variable i,j;
variable models = {m1,m2};
variable modelNames = ["model 1","model 2"];
variable nModels = length(models);
variable tableParams = List_Type[nModels];
_for j (0,nModels-1,1) {
_for i (0,length(parnames)-1,1) {
if(length(where(array_struct_field(models[j],"name") == parnames[i])) == 1) {
tableParams[j][i] = struct_copy(models[j][i]);
} else {
tableParams[j][i] = struct{value=0.0,nodata=1};
}
}
variable t = sltable(__push_list(tableParams);rownames=array_struct_field(tableParams[0],"name"),colnames=modelNames);

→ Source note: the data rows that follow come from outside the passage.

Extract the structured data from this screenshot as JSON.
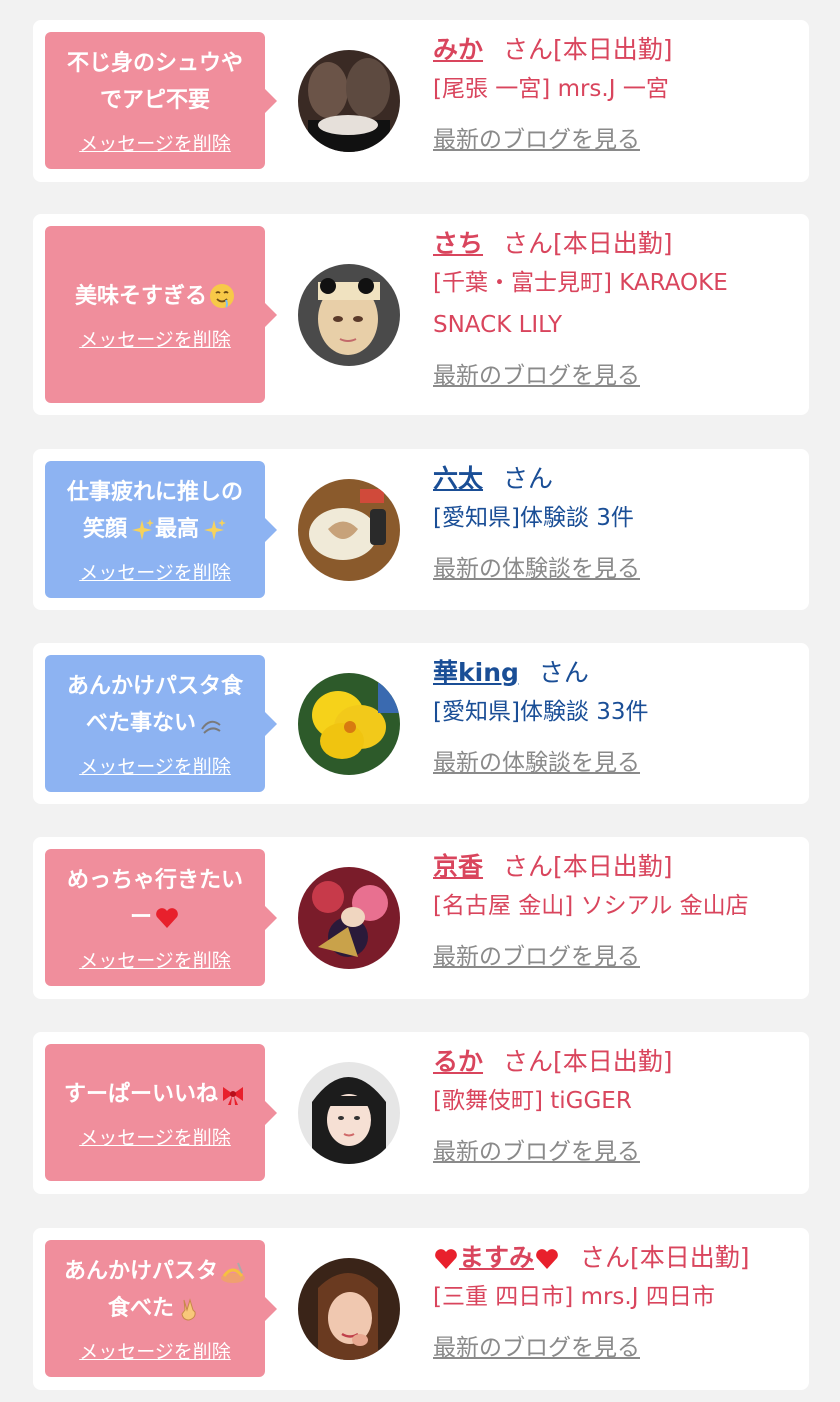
{
  "delete_label": "メッセージを削除",
  "san_label": "さん",
  "cards": [
    {
      "type": "blog",
      "message_lines": [
        "不じ身のシュウや",
        "でアピ不要"
      ],
      "name": "みか",
      "status": "[本日出勤]",
      "shop_lines": [
        "[尾張 一宮] mrs.J 一宮"
      ],
      "link": "最新のブログを見る"
    },
    {
      "type": "blog",
      "message_lines": [
        "美味そすぎる"
      ],
      "message_emoji": "drooling-face-emoji",
      "name": "さち",
      "status": "[本日出勤]",
      "shop_lines": [
        "[千葉・富士見町] KARAOKE",
        "SNACK LILY"
      ],
      "link": "最新のブログを見る"
    },
    {
      "type": "review",
      "message_lines": [
        "仕事疲れに推しの",
        "笑顔",
        "最高"
      ],
      "message_emoji": "sparkles-emoji",
      "name": "六太",
      "status": "",
      "shop_lines": [
        "[愛知県]体験談 3件"
      ],
      "link": "最新の体験談を見る"
    },
    {
      "type": "review",
      "message_lines": [
        "あんかけパスタ食",
        "べた事ない"
      ],
      "message_emoji": "dash-emoji",
      "name": "華king",
      "status": "",
      "shop_lines": [
        "[愛知県]体験談 33件"
      ],
      "link": "最新の体験談を見る"
    },
    {
      "type": "blog",
      "message_lines": [
        "めっちゃ行きたい",
        "ー"
      ],
      "message_emoji": "heart-emoji",
      "name": "京香",
      "status": "[本日出勤]",
      "shop_lines": [
        "[名古屋 金山] ソシアル 金山店"
      ],
      "link": "最新のブログを見る"
    },
    {
      "type": "blog",
      "message_lines": [
        "すーぱーいいね"
      ],
      "message_emoji": "ribbon-emoji",
      "name": "るか",
      "status": "[本日出勤]",
      "shop_lines": [
        "[歌舞伎町] tiGGER"
      ],
      "link": "最新のブログを見る"
    },
    {
      "type": "blog",
      "message_lines": [
        "あんかけパスタ",
        "食べた"
      ],
      "message_emoji": "pasta-emoji",
      "message_emoji2": "victory-hand-emoji",
      "name": "ますみ",
      "name_hearts": "heart-icon",
      "status": "[本日出勤]",
      "shop_lines": [
        "[三重 四日市] mrs.J 四日市"
      ],
      "link": "最新のブログを見る"
    }
  ],
  "colors": {
    "background": "#f2f2f2",
    "card": "#ffffff",
    "bubble_pink": "#f08e9c",
    "bubble_blue": "#8db3f2",
    "text_pink": "#d9455d",
    "text_blue": "#1a4e96",
    "link_gray": "#8a8a8a"
  }
}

You could do this with a 1D or 2D array of structures, but I find the "list of arrays" approach is easier to keep track of (and it's not like efficiency is incredibly important for this task anyway...).

By default this outputs a \nodata command for deluxetable tables and an \ldots command for a tabular table, but you can customize this by setting the nodata qualifier for sltable() to your preferred string.